Hsieh PL, et al. Nutrients 2020.
Genistein, a soy-derived phytoestrogen, has been shown to exhibit anti-neoplastic activities in various cancers. Nevertheless, its effects on the elimination of tumor-initiating cells of head and neck cancer (HNC-TICs) remain unclear. Here, we investigated the inhibitory effect of genistein on HNC-TICs and potential mechanisms. Our results demonstrated that genistein lowered the proliferation of HNC-TICs by examining the percentage of ALDH1+ or CD44+ cells. Aside from the downregulation of

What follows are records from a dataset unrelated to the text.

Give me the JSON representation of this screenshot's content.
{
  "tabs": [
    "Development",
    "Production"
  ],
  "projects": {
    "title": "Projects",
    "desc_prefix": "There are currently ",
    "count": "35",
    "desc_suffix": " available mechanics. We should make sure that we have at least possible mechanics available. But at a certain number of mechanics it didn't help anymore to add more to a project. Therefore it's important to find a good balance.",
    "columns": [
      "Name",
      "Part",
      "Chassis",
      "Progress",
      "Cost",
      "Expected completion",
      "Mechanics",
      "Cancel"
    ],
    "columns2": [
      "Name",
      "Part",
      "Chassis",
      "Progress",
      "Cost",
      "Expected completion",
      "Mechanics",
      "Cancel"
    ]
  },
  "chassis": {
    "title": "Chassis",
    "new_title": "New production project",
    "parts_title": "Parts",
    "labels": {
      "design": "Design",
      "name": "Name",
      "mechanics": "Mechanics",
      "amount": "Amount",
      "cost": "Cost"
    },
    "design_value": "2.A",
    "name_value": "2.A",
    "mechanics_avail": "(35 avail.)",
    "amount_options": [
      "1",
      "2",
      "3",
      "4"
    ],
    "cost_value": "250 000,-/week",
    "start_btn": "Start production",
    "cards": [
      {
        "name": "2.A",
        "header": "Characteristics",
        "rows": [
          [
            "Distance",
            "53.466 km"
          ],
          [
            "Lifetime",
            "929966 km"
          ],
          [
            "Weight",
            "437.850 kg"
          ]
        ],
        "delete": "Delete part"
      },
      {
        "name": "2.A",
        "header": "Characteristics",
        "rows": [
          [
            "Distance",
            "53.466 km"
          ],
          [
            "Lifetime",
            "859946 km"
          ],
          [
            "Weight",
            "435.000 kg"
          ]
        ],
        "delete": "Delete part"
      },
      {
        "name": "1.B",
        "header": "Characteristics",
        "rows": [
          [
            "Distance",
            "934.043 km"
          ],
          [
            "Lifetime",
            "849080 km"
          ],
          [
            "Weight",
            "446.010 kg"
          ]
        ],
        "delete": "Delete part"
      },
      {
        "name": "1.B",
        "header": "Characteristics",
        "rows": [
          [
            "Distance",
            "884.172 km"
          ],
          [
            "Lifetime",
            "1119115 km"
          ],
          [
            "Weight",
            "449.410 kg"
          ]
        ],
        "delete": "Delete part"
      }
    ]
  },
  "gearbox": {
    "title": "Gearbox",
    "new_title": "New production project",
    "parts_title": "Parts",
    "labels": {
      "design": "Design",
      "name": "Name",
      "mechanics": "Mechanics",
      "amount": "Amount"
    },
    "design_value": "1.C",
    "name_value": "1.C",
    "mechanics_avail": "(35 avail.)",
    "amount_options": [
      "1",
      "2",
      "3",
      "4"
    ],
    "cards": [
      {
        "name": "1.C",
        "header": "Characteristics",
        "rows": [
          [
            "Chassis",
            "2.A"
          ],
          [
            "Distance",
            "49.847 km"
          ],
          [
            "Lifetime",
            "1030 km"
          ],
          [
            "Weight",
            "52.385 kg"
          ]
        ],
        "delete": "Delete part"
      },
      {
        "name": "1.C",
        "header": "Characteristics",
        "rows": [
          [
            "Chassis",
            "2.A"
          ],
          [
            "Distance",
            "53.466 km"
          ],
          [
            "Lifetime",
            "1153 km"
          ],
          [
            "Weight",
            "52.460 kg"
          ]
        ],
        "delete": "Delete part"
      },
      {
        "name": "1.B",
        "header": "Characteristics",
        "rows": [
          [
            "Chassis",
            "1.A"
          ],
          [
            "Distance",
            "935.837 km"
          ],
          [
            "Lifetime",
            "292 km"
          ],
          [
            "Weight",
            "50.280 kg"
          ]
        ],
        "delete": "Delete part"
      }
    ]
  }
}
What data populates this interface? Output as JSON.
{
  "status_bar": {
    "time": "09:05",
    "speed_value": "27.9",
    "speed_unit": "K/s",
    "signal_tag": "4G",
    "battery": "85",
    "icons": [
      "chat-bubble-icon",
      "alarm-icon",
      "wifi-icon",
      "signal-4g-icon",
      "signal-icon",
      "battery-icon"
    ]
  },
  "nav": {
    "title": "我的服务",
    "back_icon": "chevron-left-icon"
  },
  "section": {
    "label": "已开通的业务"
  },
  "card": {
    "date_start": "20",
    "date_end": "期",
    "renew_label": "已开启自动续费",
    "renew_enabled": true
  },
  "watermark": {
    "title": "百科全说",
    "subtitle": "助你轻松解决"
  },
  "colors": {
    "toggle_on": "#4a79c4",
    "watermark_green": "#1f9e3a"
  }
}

epithelial-mesenchymal transition (EMT) in HNC-TICs, genistein restricted their tumor propagating capacities in a dose-dependent fashion. Moreover, genistein potentiated cell death caused by three commonly used chemotherapeutic agents (doxorubicin, cisplatin, and 5-FU). Our findings proved that genistein induced ROS production through upregulation of miR-34a, leading to apoptosis in HNC-TICs. The genistein-elicited miR-34a reduced self-renewal, migration, invasion capacities and ALDH1 activity, which may be partly owing to the repression of EMT. Furthermore, we showed that RTCB was a novel target that was negatively regulated by miR-34a and involved in the tumor repressive effect of genistein. Besides, the in vivo study validated that genistein retarded tumor growth through the elevation of miR-34a and suppression of RTCB. These results suggested that genistein-induced miR-34a contributed to the ROS-associated apoptosis and diminished stemness properties via repression of RTCB in HNC-TICs.